In my practice, I have researched mundane spaces through observing people’s behavioural patterns. My sculptural interventions are based on an understanding of the urban architectural environment and people’s expectations of this public space. As an artistic intervention, my works transform the viewer’s expectation to explore how daily circumstances can be changed into artistic experience. I also create unfamiliar stories through accidental situations. I explore sculptural contexts, including physical symbolic relations, cultural authority relations and various process of interactions within the urban space. Tactility is important for experience and understanding my practice.

 Boken Pillar

 Broken Pillar (detail)

When you first started these installations was it hard to get a gallery to agree to put holes in their walls? What has been the most technically challenging piece so far?

It seems that nobody wants to put holes in their walls! I do, however, have a technique whereby I do not need to damage the wall, though I still need permission to install my work. It started in art school, whom I thanks for for their generosity in allowing such artistic experimentation. My practice is not based on technique. For example, in my work ‘the screw’, the conceptual adventure was more important than the artistic technique. ‘the screw’ is my most challenging piece in that sense. 

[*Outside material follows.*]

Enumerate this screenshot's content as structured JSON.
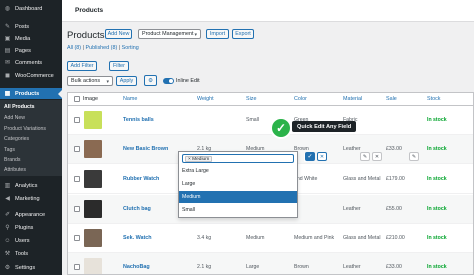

What do you hope the viewer gains/reacts from looking at your work?

Over the last 7 years I have developed my practice of sculptural interventions within architectural spaces. This investigation has taken the form of discreet interventions in slightly unusual places, which can make people disorientated. I’ve tried to make people experience the whole space as a sculpture. If the whole space is a glass of water, my intervention is one drop of coloured ink so to speak. I’m interested in the method of dispersion. As such I see my interventions as a sort of catalyst which makes the viewer to see the whole space as site for discovery. Viewers become active discoverers in these sites using all their senses.

Crack on the wall no. 1 - close up 2

The Pagoda

What artwork have you seen recently that has resonated with you?

Anthony Gormley’s recent massive sculptures are very interesting. They’re different from his previous pieces. People walk through, crawl into and climb on them because they are not objects which can be understood without using the body. In other word, his recent works can be experienced with one's whole body.         

Tell us a bit about how you spend your day/studio routine, what is your studio like?

I’m doing an art residency two hours from my home. I go to my studio 4 days a week and am also writing my doctoral thesis. I’m not a studio-based artist normally. I usually like spending time in the actual spaces for which I'm making plans as well as finding new sites for my interventions.  

What does the future hold for you as an artist? Is there anything new and exciting in the pipeline you would like to tell us about?

I’m preparing the two solo shows, one in Seoul and another in London 2018. That’s always an exciting plan for me. I can’t say exactly what at the moment but the new works will be totally different and yet in some way still predictable from my previous work.

Images courtesy of the artist and Gazelli Art House
Interview publishing date: 09/02/17